Goblets, on display in the Lansdell Collection at the Beaney Art Museum and Library

19th century; acquired in Srinagar, Kashmir, India, 1888

Copper

Presented by Mary Landsdell in memory of her late husband, 1922

Canterbury Museums and Galleries reference 2006.56.38.1-2

Tibetan cup

Tibetan cup, on display in the Lansdell Collection at the Beaney Art Museum and Library

19th century; bought in China, 1888

Metal

 

Lansdell travelled with a letter of introduction from the Archbishop of Canterbury, hoping to gain entry to the closed city of Lhasa, Tibet.

He was unable to cross from India to Tibet. Travelling to China he was again prevented from crossing: the British ambassador feared upsetting the Chinese. Lansdell had to be content with buying Tibetan items from a merchant, “Baltistan Leh”, who had visited Tibet.

Presented by Mary Landsdell in memory of her late husband, 1922

Canterbury Museums and Galleries reference 2006.56.33a

Tibetan amulet

Tibetan amulet, on display in the Lansdell Collection at the Beaney Art Museum and Library

19th century; bought in China, 1888

Metal

 

Lansdell travelled with a letter of introduction from the Archbishop of Canterbury, hoping to gain entry to the closed city of Lhasa, Tibet.

He was unable to cross from India to Tibet. Travelling to China he was again prevented from crossing: the British ambassador feared upsetting the Chinese. Lansdell had to be content with buying Tibetan items from a merchant, “Baltistan Leh”, who had visited Tibet.

Presented by Mary Landsdell in memory of her late husband, 1922

Canterbury Museums and Galleries reference 2006.56.35.1-2a

Tibetan whip

Tibetan whip, on display in the Lansdell Collection at the Beaney Art Museum and Library

19th century; bought in China, 1888

Wood, leather

 

Lansdell travelled with a letter of introduction from the Archbishop of Canterbury, hoping to gain entry to the closed city of Lhasa, Tibet.

He was unable to cross from India to Tibet. Travelling to China he was again prevented from crossing: the British ambassador feared upsetting the Chinese. Lansdell had to be content with buying Tibetan items from a merchant, “Baltistan Leh”, who had visited Tibet.

Presented by Mary Landsdell in memory of her late husband, 1922

Canterbury Museums and Galleries reference 2006.56.32

Tibetan pipe

Tibetan pipe on display in the Lansdell Collection at the Beaney Art Museum and Library

19th century; bought in China, 1888

Wood

 

Lansdell travelled with a letter of introduction from the Archbishop of Canterbury, hoping to gain entry to the closed city of Lhasa, Tibet.

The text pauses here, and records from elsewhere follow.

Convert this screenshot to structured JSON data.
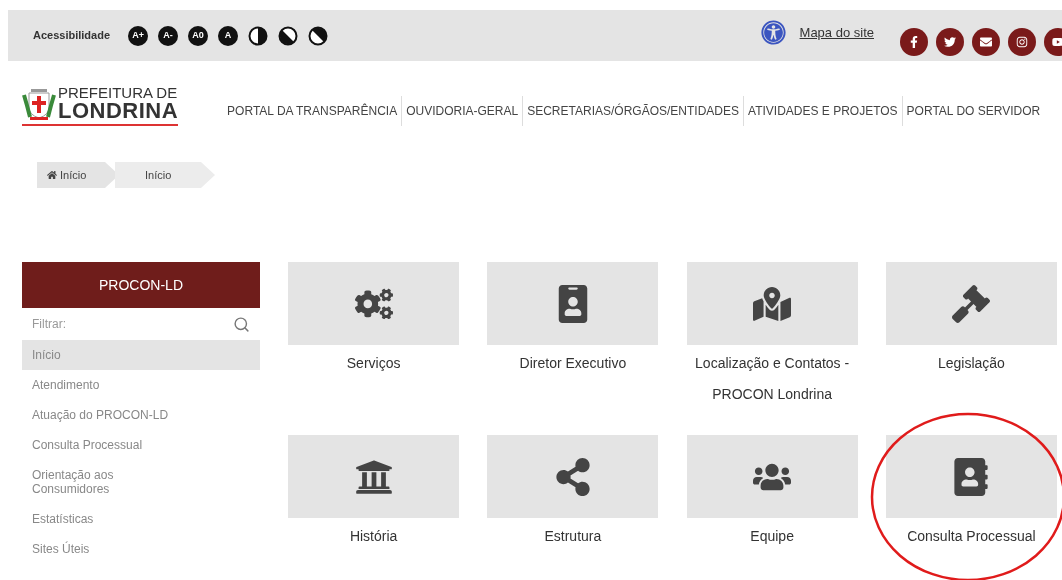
{
  "top_bar": {
    "accessibility_label": "Acessibilidade",
    "font_buttons": [
      "A+",
      "A-",
      "A0",
      "A"
    ],
    "site_map_link": "Mapa do site"
  },
  "logo": {
    "line_1": "PREFEITURA DE",
    "line_2": "LONDRINA"
  },
  "nav": [
    "PORTAL DA TRANSPARÊNCIA",
    "OUVIDORIA-GERAL",
    "SECRETARIAS/ÓRGÃOS/ENTIDADES",
    "ATIVIDADES E PROJETOS",
    "PORTAL DO SERVIDOR"
  ],
  "breadcrumb": [
    "Início",
    "Início"
  ],
  "sidebar": {
    "title": "PROCON-LD",
    "filter_placeholder": "Filtrar:",
    "items": [
      {
        "label": "Início",
        "selected": true
      },
      {
        "label": "Atendimento",
        "selected": false
      },
      {
        "label": "Atuação do PROCON-LD",
        "selected": false
      },
      {
        "label": "Consulta Processual",
        "selected": false
      },
      {
        "label": "Orientação aos Consumidores",
        "selected": false
      },
      {
        "label": "Estatísticas",
        "selected": false
      },
      {
        "label": "Sites Úteis",
        "selected": false
      }
    ]
  },
  "tiles": [
    {
      "label": "Serviços",
      "highlighted": false
    },
    {
      "label": "Diretor Executivo",
      "highlighted": false
    },
    {
      "label": "Localização e Contatos - PROCON Londrina",
      "highlighted": false
    },
    {
      "label": "Legislação",
      "highlighted": false
    },
    {
      "label": "História",
      "highlighted": false
    },
    {
      "label": "Estrutura",
      "highlighted": false
    },
    {
      "label": "Equipe",
      "highlighted": false
    },
    {
      "label": "Consulta Processual",
      "highlighted": true
    }
  ]
}
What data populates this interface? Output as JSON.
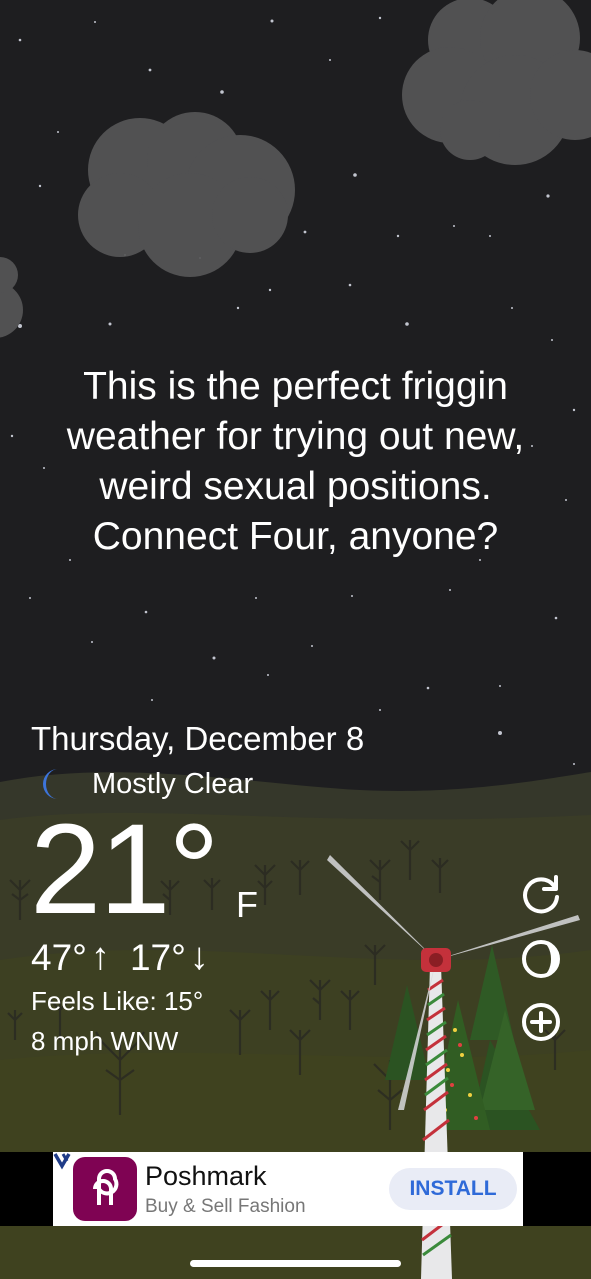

He was unable to cross from India to Tibet. Travelling to China he was again prevented from crossing: the British ambassador feared upsetting the Chinese. Lansdell had to be content with buying Tibetan items from a merchant, “Baltistan Leh”, who had visited Tibet.

Presented by Mary Landsdell in memory of her late husband, 1922

Canterbury Museums and Galleries reference 2006.56.36

Tibetan girdle plate

Tibetan girdle plate, on display in the Lansdell Collection at the Beaney Art Museum and Library

19th century; bought in China, 1888

Metal

 

Lansdell travelled with a letter of introduction from the Archbishop of Canterbury, hoping to gain entry to the closed city of Lhasa, Tibet.

He was unable to cross from India to Tibet. Travelling to China he was again prevented from crossing: the British ambassador feared upsetting the Chinese. Lansdell had to be content with buying Tibetan items from a merchant, “Baltistan Leh”, who had visited Tibet.

Presented by Mary Landsdell in memory of her late husband, 1922

Canterbury Museums and Galleries reference 2006.56.34